Exercise aim
Only an exact repetition of the entries counts as an answer.

[Opening Source records section]

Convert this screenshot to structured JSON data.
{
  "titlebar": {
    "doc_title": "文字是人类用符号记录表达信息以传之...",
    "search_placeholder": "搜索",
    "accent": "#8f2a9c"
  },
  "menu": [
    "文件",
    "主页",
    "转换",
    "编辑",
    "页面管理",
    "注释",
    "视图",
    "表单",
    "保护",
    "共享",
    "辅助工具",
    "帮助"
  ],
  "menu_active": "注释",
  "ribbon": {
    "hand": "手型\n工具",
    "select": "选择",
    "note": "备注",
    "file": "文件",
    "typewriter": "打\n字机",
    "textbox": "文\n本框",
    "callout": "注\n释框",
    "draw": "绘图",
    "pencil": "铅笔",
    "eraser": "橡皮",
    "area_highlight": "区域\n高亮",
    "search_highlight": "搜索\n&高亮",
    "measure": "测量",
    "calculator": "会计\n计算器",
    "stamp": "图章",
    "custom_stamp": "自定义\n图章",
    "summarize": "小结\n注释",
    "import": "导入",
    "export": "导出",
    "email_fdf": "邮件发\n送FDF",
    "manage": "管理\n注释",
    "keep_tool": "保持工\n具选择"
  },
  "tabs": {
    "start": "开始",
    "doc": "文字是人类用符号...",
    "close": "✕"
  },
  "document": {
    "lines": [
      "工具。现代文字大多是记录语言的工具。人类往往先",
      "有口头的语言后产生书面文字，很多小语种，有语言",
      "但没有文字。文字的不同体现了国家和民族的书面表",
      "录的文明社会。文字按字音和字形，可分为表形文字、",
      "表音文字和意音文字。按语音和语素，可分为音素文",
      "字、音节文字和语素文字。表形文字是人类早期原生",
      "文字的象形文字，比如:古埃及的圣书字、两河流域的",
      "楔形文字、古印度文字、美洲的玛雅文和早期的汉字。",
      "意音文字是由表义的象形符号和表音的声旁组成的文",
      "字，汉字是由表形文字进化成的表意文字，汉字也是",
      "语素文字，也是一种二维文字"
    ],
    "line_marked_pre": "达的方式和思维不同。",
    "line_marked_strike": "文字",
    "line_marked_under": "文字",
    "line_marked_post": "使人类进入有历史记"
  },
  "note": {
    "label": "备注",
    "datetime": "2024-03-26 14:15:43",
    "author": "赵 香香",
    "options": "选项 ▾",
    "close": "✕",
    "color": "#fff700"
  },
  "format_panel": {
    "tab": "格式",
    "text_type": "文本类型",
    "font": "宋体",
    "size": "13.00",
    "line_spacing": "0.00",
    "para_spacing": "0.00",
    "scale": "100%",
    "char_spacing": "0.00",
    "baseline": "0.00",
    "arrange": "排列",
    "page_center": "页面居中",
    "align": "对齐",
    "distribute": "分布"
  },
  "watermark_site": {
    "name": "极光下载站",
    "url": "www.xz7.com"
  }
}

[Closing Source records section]

Written solution
Convert this screenshot to structured JSON data.
{
  "titlebar": {
    "doc_title": "文字是人类用符号记录表达信息以传之...",
    "search_placeholder": "搜索",
    "accent": "#8f2a9c"
  },
  "menu": [
    "文件",
    "主页",
    "转换",
    "编辑",
    "页面管理",
    "注释",
    "视图",
    "表单",
    "保护",
    "共享",
    "辅助工具",
    "帮助"
  ],
  "menu_active": "注释",
  "ribbon": {
    "hand": "手型\n工具",
    "select": "选择",
    "note": "备注",
    "file": "文件",
    "typewriter": "打\n字机",
    "textbox": "文\n本框",
    "callout": "注\n释框",
    "draw": "绘图",
    "pencil": "铅笔",
    "eraser": "橡皮",
    "area_highlight": "区域\n高亮",
    "search_highlight": "搜索\n&高亮",
    "measure": "测量",
    "calculator": "会计\n计算器",
    "stamp": "图章",
    "custom_stamp": "自定义\n图章",
    "summarize": "小结\n注释",
    "import": "导入",
    "export": "导出",
    "email_fdf": "邮件发\n送FDF",
    "manage": "管理\n注释",
    "keep_tool": "保持工\n具选择"
  },
  "tabs": {
    "start": "开始",
    "doc": "文字是人类用符号...",
    "close": "✕"
  },
  "document": {
    "lines": [
      "工具。现代文字大多是记录语言的工具。人类往往先",
      "有口头的语言后产生书面文字，很多小语种，有语言",
      "但没有文字。文字的不同体现了国家和民族的书面表",
      "录的文明社会。文字按字音和字形，可分为表形文字、",
      "表音文字和意音文字。按语音和语素，可分为音素文",
      "字、音节文字和语素文字。表形文字是人类早期原生",
      "文字的象形文字，比如:古埃及的圣书字、两河流域的",
      "楔形文字、古印度文字、美洲的玛雅文和早期的汉字。",
      "意音文字是由表义的象形符号和表音的声旁组成的文",
      "字，汉字是由表形文字进化成的表意文字，汉字也是",
      "语素文字，也是一种二维文字"
    ],
    "line_marked_pre": "达的方式和思维不同。",
    "line_marked_strike": "文字",
    "line_marked_under": "文字",
    "line_marked_post": "使人类进入有历史记"
  },
  "note": {
    "label": "备注",
    "datetime": "2024-03-26 14:15:43",
    "author": "赵 香香",
    "options": "选项 ▾",
    "close": "✕",
    "color": "#fff700"
  },
  "format_panel": {
    "tab": "格式",
    "text_type": "文本类型",
    "font": "宋体",
    "size": "13.00",
    "line_spacing": "0.00",
    "para_spacing": "0.00",
    "scale": "100%",
    "char_spacing": "0.00",
    "baseline": "0.00",
    "arrange": "排列",
    "page_center": "页面居中",
    "align": "对齐",
    "distribute": "分布"
  },
  "watermark_site": {
    "name": "极光下载站",
    "url": "www.xz7.com"
  }
}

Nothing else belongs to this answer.